▶ Your instructions: Note each line in the data below that holds "icon", and copy it.

(Data extracted from a collection)
▽

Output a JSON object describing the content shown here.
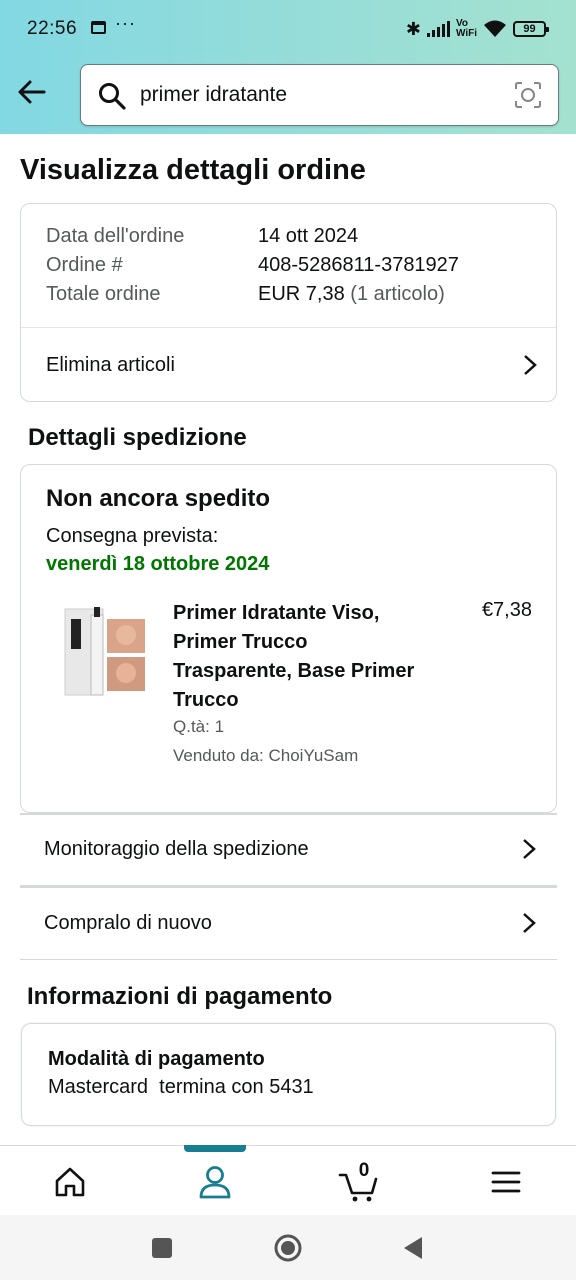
{
  "status_bar": {
    "time": "22:56",
    "more": "···",
    "network_label": "Vo\nWiFi",
    "battery": "99"
  },
  "search": {
    "query": "primer idratante"
  },
  "page": {
    "title": "Visualizza dettagli ordine"
  },
  "order_summary": {
    "rows": [
      {
        "label": "Data dell'ordine",
        "value": "14 ott 2024"
      },
      {
        "label": "Ordine #",
        "value": "408-5286811-3781927"
      },
      {
        "label": "Totale ordine",
        "value": "EUR 7,38",
        "extra": "(1 articolo)"
      }
    ],
    "delete_items": "Elimina articoli"
  },
  "shipping": {
    "section_title": "Dettagli spedizione",
    "status": "Non ancora spedito",
    "eta_label": "Consegna prevista:",
    "eta_date": "venerdì 18 ottobre 2024",
    "product": {
      "name": "Primer Idratante Viso, Primer Trucco Trasparente, Base Primer Trucco",
      "price": "€7,38",
      "qty": "Q.tà: 1",
      "seller": "Venduto da: ChoiYuSam"
    },
    "tracking": "Monitoraggio della spedizione",
    "buy_again": "Compralo di nuovo"
  },
  "payment": {
    "section_title": "Informazioni di pagamento",
    "method_label": "Modalità di pagamento",
    "method_value": "Mastercard  termina con 5431"
  },
  "bottom_nav": {
    "cart_count": "0",
    "active_color": "#167e90"
  },
  "colors": {
    "header_gradient_start": "#82d8e3",
    "header_gradient_end": "#a4e2cf",
    "delivery_green": "#007600"
  }
}
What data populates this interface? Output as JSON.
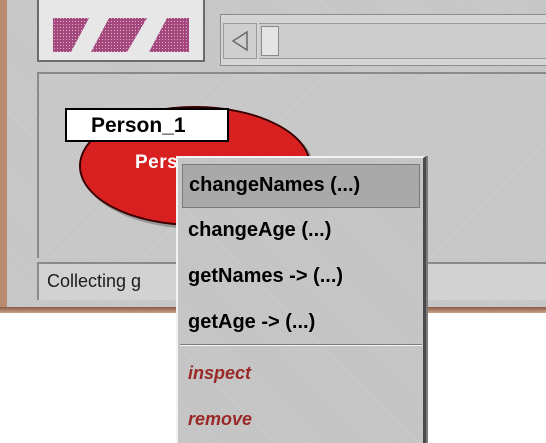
{
  "toolbar": {
    "icon": "striped-pattern-icon"
  },
  "scrollbar": {
    "arrow_icon": "scroll-left-arrow-icon"
  },
  "object_bench": {
    "object": {
      "name": "Person_1",
      "type_label": "Pers",
      "color": "#d92020"
    }
  },
  "status_bar": {
    "text": "Collecting g"
  },
  "popup_menu": {
    "method_items": [
      "changeNames (...)",
      "changeAge (...)",
      "getNames -> (...)",
      "getAge -> (...)"
    ],
    "system_items": [
      "inspect",
      "remove"
    ],
    "selected_index": 0,
    "system_item_color": "#9b2828"
  }
}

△

▶ Your response:
    "icon": "striped-pattern-icon"
    "arrow_icon": "scroll-left-arrow-icon"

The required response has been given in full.